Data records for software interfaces
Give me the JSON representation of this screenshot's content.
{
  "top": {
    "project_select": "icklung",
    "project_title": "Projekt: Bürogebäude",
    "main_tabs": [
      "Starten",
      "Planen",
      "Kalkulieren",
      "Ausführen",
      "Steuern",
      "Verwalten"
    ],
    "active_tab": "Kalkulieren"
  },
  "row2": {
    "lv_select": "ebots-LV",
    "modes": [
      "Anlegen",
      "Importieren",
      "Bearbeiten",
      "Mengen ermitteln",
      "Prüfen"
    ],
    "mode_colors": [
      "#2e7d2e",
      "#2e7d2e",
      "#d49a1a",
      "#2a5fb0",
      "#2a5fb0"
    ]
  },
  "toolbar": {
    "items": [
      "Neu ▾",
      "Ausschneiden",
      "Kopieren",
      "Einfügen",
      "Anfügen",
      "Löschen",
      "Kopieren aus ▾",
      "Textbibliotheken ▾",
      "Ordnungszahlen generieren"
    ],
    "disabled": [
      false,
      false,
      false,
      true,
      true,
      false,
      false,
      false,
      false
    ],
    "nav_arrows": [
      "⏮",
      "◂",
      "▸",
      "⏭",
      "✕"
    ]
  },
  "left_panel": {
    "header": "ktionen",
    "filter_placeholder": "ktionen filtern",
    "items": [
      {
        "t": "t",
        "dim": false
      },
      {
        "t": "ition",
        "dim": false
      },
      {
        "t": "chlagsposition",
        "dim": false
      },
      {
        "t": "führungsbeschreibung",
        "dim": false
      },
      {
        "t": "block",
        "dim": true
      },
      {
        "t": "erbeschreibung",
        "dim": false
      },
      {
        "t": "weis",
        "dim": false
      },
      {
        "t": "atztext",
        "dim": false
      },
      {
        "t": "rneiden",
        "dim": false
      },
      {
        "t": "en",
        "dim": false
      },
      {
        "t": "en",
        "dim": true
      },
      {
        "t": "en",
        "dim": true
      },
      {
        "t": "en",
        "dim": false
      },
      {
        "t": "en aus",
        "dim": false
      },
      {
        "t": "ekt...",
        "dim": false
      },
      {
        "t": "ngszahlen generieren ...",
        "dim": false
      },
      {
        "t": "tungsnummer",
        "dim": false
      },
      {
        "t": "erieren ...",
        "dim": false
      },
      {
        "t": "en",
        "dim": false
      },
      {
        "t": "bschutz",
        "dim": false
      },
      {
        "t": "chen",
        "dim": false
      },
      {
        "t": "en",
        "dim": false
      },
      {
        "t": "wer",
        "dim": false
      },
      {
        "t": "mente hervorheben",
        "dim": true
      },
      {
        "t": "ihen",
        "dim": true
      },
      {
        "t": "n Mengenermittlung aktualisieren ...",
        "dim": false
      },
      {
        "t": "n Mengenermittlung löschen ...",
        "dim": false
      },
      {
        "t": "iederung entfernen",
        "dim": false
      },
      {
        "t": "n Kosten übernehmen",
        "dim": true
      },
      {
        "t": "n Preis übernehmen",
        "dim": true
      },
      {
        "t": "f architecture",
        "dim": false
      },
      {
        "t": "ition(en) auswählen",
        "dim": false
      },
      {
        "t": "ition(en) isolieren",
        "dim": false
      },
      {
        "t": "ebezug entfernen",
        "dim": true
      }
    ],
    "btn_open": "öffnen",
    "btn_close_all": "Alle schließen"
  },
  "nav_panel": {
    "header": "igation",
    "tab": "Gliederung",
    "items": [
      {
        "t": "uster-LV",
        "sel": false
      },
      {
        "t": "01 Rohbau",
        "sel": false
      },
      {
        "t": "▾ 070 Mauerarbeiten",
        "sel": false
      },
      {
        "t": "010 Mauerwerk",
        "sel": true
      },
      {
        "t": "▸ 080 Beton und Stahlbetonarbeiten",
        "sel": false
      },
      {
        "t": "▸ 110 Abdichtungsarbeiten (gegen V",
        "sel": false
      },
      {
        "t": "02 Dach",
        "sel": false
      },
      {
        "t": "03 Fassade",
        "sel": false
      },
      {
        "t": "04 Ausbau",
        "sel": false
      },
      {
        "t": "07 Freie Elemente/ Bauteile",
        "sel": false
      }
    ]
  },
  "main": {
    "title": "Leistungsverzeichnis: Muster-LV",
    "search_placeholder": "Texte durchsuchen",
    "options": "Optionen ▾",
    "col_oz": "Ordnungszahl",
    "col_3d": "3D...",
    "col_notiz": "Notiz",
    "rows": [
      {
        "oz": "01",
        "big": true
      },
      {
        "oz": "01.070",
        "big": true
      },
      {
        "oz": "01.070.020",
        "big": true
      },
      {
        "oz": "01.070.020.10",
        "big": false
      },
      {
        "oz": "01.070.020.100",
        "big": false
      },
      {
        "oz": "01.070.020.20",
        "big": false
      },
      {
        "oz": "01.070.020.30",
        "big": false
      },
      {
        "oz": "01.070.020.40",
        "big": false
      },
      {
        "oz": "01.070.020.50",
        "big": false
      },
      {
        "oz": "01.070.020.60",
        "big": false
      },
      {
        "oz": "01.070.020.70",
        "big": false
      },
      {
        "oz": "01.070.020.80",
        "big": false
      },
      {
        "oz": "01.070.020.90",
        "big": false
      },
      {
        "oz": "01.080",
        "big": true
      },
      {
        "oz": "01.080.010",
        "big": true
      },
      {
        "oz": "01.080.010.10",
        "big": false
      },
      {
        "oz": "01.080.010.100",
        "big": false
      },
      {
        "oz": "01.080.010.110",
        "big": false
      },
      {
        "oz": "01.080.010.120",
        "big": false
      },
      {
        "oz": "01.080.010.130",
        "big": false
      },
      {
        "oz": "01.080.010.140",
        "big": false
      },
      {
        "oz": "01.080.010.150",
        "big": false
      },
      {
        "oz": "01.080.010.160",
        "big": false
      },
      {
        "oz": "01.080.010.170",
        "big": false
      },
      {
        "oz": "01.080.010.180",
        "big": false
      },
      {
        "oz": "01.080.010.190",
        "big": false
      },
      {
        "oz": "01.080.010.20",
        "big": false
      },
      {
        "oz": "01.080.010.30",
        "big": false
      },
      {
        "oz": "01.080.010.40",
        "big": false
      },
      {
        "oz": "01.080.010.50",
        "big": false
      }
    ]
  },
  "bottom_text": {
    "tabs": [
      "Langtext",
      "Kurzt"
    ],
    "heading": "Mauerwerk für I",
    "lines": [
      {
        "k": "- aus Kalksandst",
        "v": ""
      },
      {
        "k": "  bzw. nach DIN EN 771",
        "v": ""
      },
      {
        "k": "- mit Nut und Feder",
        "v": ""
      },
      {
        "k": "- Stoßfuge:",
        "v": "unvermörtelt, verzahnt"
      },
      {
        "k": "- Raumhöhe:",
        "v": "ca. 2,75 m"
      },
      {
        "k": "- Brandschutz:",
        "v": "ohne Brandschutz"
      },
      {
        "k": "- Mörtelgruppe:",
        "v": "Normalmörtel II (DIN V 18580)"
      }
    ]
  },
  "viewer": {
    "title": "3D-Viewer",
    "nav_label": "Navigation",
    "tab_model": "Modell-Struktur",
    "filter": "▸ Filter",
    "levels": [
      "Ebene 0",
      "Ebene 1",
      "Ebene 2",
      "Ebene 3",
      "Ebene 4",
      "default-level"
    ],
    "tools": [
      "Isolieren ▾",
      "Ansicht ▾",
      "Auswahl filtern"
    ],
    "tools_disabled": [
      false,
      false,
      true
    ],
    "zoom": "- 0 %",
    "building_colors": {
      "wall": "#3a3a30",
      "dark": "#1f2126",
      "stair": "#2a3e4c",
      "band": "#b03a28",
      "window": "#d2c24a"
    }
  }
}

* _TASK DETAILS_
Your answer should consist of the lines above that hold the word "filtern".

* _SOLUTION_
    "filter_placeholder": "ktionen filtern",
      "Auswahl filtern"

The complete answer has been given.